The most surprising thing about the Lou Reed: Words & Music, May 1965 compilation — which again, for the record, also includes tapes from 1958 and 1963–64 — is how folky it is. Even the demos recorded with John Cale have a lot more granola in them than we associate with Lou. The voice is familiar, many of the songs are ones we know, but the sensibility is very different.
I guess it just goes to show you how much a young artist can change in a short time. You might roughly equate this period of Lou’s career to David Bowie’s 1968, when he played the Beckenham Arts Lab and formed a folk trio called Feathers (which later became a duo when David’s girlfriend dumped him). It is necessary, sometimes, to try on many faces before you find one that feels right. But then, when it happens, it happens fast.
Also like Bowie, once Lou evolved out of his folk period, he tried to pretend like it never happened. He threw away his harmonica (or maybe just stashed it in the back of a closet at his parents’ house), put on those wraparound shades, and became the iceman we know. But even this short fragment speaks volumes about influence Dylan had on him:

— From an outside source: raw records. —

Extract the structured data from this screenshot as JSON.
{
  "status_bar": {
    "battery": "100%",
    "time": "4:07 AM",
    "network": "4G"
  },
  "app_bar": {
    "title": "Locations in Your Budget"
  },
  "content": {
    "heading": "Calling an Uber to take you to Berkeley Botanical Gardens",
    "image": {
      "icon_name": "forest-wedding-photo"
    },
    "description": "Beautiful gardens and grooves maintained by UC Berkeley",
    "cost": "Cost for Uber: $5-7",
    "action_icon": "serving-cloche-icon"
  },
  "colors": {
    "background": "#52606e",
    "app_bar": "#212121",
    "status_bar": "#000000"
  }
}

In that minute-twelve I looked up the birthdates, and it turns out Dylan (5/24/41) is not even a year older than Reed (3/2/42). He just did a lot more a lot sooner — maybe because he dropped out of college and went pro instead.
I think it’s pretty safe to say that without Dylan there is no Reed. Not only did Dylan show that it’s possible to be successful without having a “good” voice as long as it is your own, he modeled a different way of relating to the world. Though he was beloved for his protest songs, he never really bought into peace and love and flowers; his music was defined by anger more than anything else. If his venom wasn’t directed as some injustice, it was directed at people in his personal life.

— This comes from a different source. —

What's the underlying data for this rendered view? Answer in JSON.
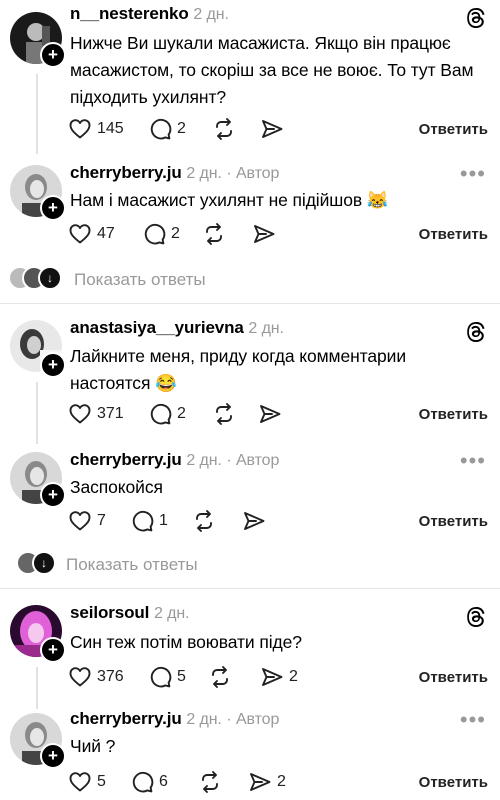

“Don’t Think Twice” is a case in point, a sneering kiss-off of a disappointing lover:
I ain’t a-saying you treated me unkind
You could’ve done better but I don’t mind

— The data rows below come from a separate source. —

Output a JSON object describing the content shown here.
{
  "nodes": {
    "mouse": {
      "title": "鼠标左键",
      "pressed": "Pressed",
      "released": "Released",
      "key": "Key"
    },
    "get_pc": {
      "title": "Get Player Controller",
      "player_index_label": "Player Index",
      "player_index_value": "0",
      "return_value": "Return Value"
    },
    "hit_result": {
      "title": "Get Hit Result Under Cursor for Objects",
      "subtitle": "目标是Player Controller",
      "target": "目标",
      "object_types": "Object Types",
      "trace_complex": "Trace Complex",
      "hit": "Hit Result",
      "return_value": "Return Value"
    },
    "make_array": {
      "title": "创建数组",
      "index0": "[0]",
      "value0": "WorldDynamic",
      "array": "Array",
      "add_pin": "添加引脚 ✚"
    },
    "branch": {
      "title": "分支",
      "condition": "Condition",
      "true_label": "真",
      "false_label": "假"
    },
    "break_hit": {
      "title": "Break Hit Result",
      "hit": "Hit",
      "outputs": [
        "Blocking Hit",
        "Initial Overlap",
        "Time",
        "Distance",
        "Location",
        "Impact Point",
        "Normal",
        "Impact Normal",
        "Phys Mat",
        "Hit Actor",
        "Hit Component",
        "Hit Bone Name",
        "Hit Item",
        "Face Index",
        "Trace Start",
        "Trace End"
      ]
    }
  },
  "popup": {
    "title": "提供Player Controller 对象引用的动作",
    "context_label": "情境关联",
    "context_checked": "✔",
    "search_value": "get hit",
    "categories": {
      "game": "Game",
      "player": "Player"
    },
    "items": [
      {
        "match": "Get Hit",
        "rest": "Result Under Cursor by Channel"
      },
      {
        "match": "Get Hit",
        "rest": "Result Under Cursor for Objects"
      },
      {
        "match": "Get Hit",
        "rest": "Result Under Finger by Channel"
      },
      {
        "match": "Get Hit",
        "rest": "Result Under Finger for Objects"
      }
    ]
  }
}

You just kinda wasted my precious time
Personally I am hyper-conscious of the wasting of precious time, which is why I try to keep these things short. A lengthy tome could be written on the Dylan/Reed relationship, but someone else will have to do it. One last note, though: the liner notes to the Words & Music CD say that the same tape “Don’t Think Twice” was found on also contained a version of “Blowin’ in the Wind,” but for some reason it is not included. They don’t say why. Maybe it’s so dreadful, or so poorly recorded, as to be painful to hear? Or maybe they’re holding on to it to build another release around. The answer is… well, you know.